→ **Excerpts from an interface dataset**
------------------------
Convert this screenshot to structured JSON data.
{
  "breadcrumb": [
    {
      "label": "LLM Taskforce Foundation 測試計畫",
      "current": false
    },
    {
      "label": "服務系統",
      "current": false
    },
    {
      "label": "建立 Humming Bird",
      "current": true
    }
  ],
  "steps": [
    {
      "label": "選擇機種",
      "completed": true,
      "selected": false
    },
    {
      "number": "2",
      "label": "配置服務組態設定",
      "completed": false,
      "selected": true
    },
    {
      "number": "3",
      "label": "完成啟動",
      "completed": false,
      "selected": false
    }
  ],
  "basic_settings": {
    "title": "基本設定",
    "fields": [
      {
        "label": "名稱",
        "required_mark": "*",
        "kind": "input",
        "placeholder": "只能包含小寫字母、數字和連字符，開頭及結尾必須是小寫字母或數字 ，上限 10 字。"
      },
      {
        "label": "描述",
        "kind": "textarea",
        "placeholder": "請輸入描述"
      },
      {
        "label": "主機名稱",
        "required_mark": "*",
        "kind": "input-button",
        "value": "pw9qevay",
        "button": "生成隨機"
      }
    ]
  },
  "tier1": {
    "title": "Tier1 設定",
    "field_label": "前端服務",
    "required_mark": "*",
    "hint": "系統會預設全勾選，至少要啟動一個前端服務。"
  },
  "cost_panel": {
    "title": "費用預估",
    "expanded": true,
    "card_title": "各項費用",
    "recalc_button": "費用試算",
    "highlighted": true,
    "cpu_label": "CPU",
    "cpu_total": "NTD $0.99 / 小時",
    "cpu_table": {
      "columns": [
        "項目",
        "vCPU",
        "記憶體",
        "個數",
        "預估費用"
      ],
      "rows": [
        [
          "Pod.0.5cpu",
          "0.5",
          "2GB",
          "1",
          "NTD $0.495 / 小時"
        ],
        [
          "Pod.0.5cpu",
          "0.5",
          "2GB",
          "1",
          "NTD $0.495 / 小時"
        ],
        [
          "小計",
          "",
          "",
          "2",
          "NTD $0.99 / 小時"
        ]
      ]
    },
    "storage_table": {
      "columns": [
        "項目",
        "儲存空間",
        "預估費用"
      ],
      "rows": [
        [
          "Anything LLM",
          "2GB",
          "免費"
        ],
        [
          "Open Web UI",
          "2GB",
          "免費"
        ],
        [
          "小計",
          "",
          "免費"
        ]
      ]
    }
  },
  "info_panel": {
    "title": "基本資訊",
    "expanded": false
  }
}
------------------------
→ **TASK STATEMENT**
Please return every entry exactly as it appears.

→ **WORKED SOLUTION**
Convert this screenshot to structured JSON data.
{
  "breadcrumb": [
    {
      "label": "LLM Taskforce Foundation 測試計畫",
      "current": false
    },
    {
      "label": "服務系統",
      "current": false
    },
    {
      "label": "建立 Humming Bird",
      "current": true
    }
  ],
  "steps": [
    {
      "label": "選擇機種",
      "completed": true,
      "selected": false
    },
    {
      "number": "2",
      "label": "配置服務組態設定",
      "completed": false,
      "selected": true
    },
    {
      "number": "3",
      "label": "完成啟動",
      "completed": false,
      "selected": false
    }
  ],
  "basic_settings": {
    "title": "基本設定",
    "fields": [
      {
        "label": "名稱",
        "required_mark": "*",
        "kind": "input",
        "placeholder": "只能包含小寫字母、數字和連字符，開頭及結尾必須是小寫字母或數字 ，上限 10 字。"
      },
      {
        "label": "描述",
        "kind": "textarea",
        "placeholder": "請輸入描述"
      },
      {
        "label": "主機名稱",
        "required_mark": "*",
        "kind": "input-button",
        "value": "pw9qevay",
        "button": "生成隨機"
      }
    ]
  },
  "tier1": {
    "title": "Tier1 設定",
    "field_label": "前端服務",
    "required_mark": "*",
    "hint": "系統會預設全勾選，至少要啟動一個前端服務。"
  },
  "cost_panel": {
    "title": "費用預估",
    "expanded": true,
    "card_title": "各項費用",
    "recalc_button": "費用試算",
    "highlighted": true,
    "cpu_label": "CPU",
    "cpu_total": "NTD $0.99 / 小時",
    "cpu_table": {
      "columns": [
        "項目",
        "vCPU",
        "記憶體",
        "個數",
        "預估費用"
      ],
      "rows": [
        [
          "Pod.0.5cpu",
          "0.5",
          "2GB",
          "1",
          "NTD $0.495 / 小時"
        ],
        [
          "Pod.0.5cpu",
          "0.5",
          "2GB",
          "1",
          "NTD $0.495 / 小時"
        ],
        [
          "小計",
          "",
          "",
          "2",
          "NTD $0.99 / 小時"
        ]
      ]
    },
    "storage_table": {
      "columns": [
        "項目",
        "儲存空間",
        "預估費用"
      ],
      "rows": [
        [
          "Anything LLM",
          "2GB",
          "免費"
        ],
        [
          "Open Web UI",
          "2GB",
          "免費"
        ],
        [
          "小計",
          "",
          "免費"
        ]
      ]
    }
  },
  "info_panel": {
    "title": "基本資訊",
    "expanded": false
  }
}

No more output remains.